What to work on — All of the data that follows should be given again exactly, without its images.

Supplied records —
■ ■ ■ ■ ■ ■ ■

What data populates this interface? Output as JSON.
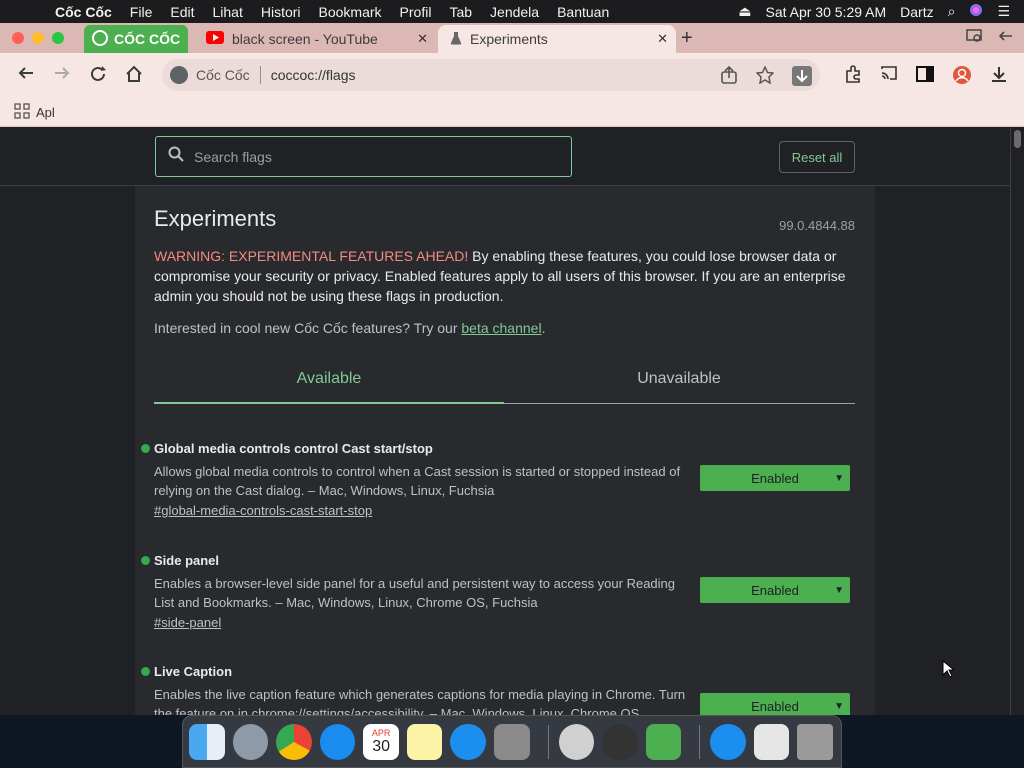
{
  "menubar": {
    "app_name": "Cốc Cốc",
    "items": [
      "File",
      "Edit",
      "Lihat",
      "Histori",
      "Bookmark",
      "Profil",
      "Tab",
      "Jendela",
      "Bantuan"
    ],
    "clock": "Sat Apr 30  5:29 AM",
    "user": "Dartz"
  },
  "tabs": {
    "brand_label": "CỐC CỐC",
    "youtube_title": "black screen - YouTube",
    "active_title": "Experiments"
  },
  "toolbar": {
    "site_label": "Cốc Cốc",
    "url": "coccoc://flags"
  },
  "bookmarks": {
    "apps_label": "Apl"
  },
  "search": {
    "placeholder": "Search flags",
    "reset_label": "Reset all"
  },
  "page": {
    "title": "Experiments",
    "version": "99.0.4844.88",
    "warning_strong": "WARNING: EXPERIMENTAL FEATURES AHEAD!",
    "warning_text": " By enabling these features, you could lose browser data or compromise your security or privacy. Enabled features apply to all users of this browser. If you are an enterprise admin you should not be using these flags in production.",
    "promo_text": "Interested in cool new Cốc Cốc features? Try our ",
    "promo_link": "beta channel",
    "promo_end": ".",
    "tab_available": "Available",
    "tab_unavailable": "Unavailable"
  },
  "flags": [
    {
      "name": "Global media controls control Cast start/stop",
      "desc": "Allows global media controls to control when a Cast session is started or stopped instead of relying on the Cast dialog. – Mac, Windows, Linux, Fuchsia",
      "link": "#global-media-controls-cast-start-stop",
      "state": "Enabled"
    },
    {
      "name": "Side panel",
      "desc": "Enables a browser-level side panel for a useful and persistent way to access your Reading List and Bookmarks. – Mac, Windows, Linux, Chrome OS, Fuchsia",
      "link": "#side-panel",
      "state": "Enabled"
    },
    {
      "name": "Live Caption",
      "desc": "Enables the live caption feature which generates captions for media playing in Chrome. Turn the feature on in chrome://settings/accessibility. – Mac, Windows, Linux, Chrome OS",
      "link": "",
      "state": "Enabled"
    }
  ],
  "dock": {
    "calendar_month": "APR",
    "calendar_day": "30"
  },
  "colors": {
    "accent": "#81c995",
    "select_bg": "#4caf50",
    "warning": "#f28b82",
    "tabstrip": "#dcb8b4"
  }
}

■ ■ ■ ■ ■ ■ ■

Solution —
What data populates this interface? Output as JSON.
{
  "menubar": {
    "app_name": "Cốc Cốc",
    "items": [
      "File",
      "Edit",
      "Lihat",
      "Histori",
      "Bookmark",
      "Profil",
      "Tab",
      "Jendela",
      "Bantuan"
    ],
    "clock": "Sat Apr 30  5:29 AM",
    "user": "Dartz"
  },
  "tabs": {
    "brand_label": "CỐC CỐC",
    "youtube_title": "black screen - YouTube",
    "active_title": "Experiments"
  },
  "toolbar": {
    "site_label": "Cốc Cốc",
    "url": "coccoc://flags"
  },
  "bookmarks": {
    "apps_label": "Apl"
  },
  "search": {
    "placeholder": "Search flags",
    "reset_label": "Reset all"
  },
  "page": {
    "title": "Experiments",
    "version": "99.0.4844.88",
    "warning_strong": "WARNING: EXPERIMENTAL FEATURES AHEAD!",
    "warning_text": " By enabling these features, you could lose browser data or compromise your security or privacy. Enabled features apply to all users of this browser. If you are an enterprise admin you should not be using these flags in production.",
    "promo_text": "Interested in cool new Cốc Cốc features? Try our ",
    "promo_link": "beta channel",
    "promo_end": ".",
    "tab_available": "Available",
    "tab_unavailable": "Unavailable"
  },
  "flags": [
    {
      "name": "Global media controls control Cast start/stop",
      "desc": "Allows global media controls to control when a Cast session is started or stopped instead of relying on the Cast dialog. – Mac, Windows, Linux, Fuchsia",
      "link": "#global-media-controls-cast-start-stop",
      "state": "Enabled"
    },
    {
      "name": "Side panel",
      "desc": "Enables a browser-level side panel for a useful and persistent way to access your Reading List and Bookmarks. – Mac, Windows, Linux, Chrome OS, Fuchsia",
      "link": "#side-panel",
      "state": "Enabled"
    },
    {
      "name": "Live Caption",
      "desc": "Enables the live caption feature which generates captions for media playing in Chrome. Turn the feature on in chrome://settings/accessibility. – Mac, Windows, Linux, Chrome OS",
      "link": "",
      "state": "Enabled"
    }
  ],
  "dock": {
    "calendar_month": "APR",
    "calendar_day": "30"
  },
  "colors": {
    "accent": "#81c995",
    "select_bg": "#4caf50",
    "warning": "#f28b82",
    "tabstrip": "#dcb8b4"
  }
}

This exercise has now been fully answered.